Work required:
A copy is needed of each line in the records that has the word "this".

▬▬▬▬▬▬

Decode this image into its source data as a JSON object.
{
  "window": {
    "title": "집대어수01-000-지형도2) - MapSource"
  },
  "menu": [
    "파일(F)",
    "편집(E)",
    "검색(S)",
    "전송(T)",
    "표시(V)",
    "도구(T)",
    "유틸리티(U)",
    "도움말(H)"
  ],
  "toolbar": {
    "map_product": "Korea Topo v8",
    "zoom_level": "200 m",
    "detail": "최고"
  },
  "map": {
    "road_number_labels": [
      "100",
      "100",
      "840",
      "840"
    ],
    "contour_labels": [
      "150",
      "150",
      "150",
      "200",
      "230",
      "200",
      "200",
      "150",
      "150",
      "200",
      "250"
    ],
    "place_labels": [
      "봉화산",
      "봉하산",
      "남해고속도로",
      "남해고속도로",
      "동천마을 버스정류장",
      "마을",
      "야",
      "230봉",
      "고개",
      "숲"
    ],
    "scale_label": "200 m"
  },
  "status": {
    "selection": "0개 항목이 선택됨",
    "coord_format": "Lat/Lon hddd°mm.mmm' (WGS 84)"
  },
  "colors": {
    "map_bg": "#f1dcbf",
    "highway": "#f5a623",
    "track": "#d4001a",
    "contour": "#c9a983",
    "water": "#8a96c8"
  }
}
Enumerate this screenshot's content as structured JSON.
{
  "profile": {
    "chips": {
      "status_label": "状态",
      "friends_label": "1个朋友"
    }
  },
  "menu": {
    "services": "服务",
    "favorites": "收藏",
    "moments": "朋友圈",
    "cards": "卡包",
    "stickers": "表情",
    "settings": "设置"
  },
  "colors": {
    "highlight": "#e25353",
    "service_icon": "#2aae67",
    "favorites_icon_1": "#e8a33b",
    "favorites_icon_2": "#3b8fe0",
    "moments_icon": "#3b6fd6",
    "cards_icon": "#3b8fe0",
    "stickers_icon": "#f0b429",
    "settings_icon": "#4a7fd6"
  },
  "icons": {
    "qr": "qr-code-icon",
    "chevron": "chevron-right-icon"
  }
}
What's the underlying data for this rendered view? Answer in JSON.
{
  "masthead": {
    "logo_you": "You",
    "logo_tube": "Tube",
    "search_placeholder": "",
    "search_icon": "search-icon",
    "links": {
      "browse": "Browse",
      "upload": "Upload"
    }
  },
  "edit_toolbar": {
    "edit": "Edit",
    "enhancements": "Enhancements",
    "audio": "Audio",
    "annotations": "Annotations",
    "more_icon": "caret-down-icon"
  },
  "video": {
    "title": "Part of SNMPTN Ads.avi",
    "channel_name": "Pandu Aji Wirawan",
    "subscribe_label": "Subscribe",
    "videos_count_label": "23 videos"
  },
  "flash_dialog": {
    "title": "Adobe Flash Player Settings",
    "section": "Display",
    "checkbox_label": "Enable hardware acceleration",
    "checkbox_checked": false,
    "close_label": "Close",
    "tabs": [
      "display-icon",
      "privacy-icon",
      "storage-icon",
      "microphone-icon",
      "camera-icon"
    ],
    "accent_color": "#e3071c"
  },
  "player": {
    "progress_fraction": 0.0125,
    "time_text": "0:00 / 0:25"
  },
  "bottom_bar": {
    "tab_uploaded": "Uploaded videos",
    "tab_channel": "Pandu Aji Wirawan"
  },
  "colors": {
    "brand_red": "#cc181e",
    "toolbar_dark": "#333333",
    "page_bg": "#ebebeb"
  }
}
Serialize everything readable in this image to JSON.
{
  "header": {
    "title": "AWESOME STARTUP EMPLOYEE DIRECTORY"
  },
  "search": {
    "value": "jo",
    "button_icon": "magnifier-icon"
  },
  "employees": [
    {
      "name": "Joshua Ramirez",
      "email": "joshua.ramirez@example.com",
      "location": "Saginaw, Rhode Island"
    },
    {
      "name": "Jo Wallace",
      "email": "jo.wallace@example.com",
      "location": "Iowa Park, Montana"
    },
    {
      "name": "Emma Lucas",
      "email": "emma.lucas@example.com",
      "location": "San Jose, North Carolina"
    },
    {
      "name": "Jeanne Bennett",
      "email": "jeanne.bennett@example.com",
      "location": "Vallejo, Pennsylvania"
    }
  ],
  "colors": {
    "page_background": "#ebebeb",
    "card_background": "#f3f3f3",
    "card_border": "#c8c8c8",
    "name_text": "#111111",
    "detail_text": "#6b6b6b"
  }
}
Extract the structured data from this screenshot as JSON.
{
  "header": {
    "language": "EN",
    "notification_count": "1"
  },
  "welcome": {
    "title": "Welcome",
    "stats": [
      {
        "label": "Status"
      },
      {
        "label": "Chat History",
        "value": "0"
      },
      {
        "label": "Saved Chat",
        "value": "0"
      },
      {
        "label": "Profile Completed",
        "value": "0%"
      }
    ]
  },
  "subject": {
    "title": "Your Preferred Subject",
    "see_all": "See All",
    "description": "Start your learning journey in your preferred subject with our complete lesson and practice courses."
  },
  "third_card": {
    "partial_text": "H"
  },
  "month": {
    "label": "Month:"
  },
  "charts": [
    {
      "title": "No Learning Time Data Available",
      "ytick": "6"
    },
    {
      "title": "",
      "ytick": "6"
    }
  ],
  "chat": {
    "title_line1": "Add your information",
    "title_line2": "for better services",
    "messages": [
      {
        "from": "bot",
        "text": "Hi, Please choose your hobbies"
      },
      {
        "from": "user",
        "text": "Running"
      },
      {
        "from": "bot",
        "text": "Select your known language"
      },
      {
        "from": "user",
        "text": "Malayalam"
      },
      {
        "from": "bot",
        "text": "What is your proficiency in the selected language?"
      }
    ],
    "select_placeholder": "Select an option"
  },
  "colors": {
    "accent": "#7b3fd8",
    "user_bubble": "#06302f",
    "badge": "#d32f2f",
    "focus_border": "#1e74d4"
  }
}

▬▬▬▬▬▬

Reply:
Decode this image into its source data as a JSON object.
Enumerate this screenshot's content as structured JSON.
What's the underlying data for this rendered view? Answer in JSON.
Serialize everything readable in this image to JSON.
Extract the structured data from this screenshot as JSON.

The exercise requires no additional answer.